Tsutomu Yamaguchi, engineer and atomic bomb survivor:
born Nagasaki 16 March 1916; died Nagasaki 4 January 2010.
How I survived Hiroshima – and then Nagasaki
Tsutomu Yamaguchi must be one of the luckiest people on the planet. In his only interview with a British newspaper, he tells David McNeill about the moment when the same white light filled the room again
Yamaguchi had been recognized as "hibakusha," translated as "explosion affected people," by the Japanese government.
There are over 200,000 officially recognized hibakusha in Japan, and they are reportedly entitled to a small monthly allowance from the government. Many still suffer from exposure to radiation.
In March 2009 - nearly 64 years after the bombings – the Japanese government certified that Yamaguchi was indeed targeted twice.
"My double radiation exposure is now an official government record,"
A bitter twist of fate.
Despite being 3km (just under two miles) from Ground Zero,
the blast temporarily blinded him,
destroyed his left eardrum and
inflicted horrific burns over much of the top half of his body.
The following morning, he braved
another dose of radiation as he ventured into Hiroshima city centre, determined to catch a train home, away from the nightmare.
But home for Mr Yamaguchi was Nagasaki, where two days later the "Fat Man" bomb was dropped, killing 70,000 people.
In a bitter twist of fate, Yamaguchi was again 3km from the centre of the second explosion. In fact, he was in the office explaining to his boss how he had almost been killed days before, when suddenly the same white light filled the room. "I thought the mushroom cloud had followed me from Hiroshima," Mr Yamaguchi said.

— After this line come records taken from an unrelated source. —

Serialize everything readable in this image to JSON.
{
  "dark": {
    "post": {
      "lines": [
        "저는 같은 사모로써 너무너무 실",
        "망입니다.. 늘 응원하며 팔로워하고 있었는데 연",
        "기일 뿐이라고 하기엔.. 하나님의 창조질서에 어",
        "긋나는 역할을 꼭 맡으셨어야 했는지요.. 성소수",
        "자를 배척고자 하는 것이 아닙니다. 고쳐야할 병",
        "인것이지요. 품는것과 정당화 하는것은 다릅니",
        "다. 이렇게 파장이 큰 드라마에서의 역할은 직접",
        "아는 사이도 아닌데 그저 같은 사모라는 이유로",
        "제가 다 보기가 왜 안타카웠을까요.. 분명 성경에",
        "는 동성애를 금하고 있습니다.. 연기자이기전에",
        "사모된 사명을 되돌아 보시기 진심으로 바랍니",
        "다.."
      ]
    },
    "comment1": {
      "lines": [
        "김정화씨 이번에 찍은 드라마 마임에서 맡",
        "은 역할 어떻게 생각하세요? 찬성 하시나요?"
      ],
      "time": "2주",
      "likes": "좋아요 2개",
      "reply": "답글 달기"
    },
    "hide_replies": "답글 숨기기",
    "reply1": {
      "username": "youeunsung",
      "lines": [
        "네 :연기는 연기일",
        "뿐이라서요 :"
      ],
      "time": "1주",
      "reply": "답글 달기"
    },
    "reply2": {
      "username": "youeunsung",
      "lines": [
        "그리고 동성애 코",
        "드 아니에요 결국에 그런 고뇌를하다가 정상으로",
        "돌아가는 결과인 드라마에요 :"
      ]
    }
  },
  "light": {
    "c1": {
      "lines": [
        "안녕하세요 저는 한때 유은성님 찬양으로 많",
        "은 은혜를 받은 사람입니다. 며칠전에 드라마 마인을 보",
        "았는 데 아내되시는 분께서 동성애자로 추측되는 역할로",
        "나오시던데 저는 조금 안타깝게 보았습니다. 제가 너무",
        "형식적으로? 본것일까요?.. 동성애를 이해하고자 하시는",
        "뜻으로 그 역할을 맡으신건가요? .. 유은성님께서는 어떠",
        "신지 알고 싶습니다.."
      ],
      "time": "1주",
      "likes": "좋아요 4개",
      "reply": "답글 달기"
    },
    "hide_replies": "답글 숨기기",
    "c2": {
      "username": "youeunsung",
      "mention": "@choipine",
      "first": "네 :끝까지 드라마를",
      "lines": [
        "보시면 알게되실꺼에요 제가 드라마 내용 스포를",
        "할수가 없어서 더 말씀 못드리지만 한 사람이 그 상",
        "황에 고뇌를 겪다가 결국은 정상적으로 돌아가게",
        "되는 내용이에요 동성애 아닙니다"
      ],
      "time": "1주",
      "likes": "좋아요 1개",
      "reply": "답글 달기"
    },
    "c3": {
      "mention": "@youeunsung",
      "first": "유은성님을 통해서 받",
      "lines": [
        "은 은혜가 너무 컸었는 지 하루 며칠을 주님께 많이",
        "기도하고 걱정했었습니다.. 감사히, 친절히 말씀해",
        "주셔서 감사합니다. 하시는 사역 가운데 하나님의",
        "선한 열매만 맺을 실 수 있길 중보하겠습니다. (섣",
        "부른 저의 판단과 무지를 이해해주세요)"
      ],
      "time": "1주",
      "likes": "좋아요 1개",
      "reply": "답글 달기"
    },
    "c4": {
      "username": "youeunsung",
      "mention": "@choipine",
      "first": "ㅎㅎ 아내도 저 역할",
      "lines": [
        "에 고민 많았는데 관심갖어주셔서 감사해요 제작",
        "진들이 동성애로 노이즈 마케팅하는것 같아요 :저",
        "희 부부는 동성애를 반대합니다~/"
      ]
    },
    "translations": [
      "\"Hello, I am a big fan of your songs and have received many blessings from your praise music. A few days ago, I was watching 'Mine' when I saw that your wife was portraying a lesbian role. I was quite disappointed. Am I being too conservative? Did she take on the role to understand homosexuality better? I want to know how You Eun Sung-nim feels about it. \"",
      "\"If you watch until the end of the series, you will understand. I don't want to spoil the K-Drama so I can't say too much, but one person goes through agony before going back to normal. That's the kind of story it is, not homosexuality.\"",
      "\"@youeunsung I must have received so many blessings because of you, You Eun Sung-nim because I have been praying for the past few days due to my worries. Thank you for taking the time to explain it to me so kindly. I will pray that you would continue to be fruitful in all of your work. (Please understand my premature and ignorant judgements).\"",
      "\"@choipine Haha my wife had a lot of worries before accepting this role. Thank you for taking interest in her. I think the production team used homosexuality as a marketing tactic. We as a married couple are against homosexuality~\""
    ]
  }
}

EPILOGUE: to be contrasted with Violet Constance Jessop, with titanic luck on her shoulders.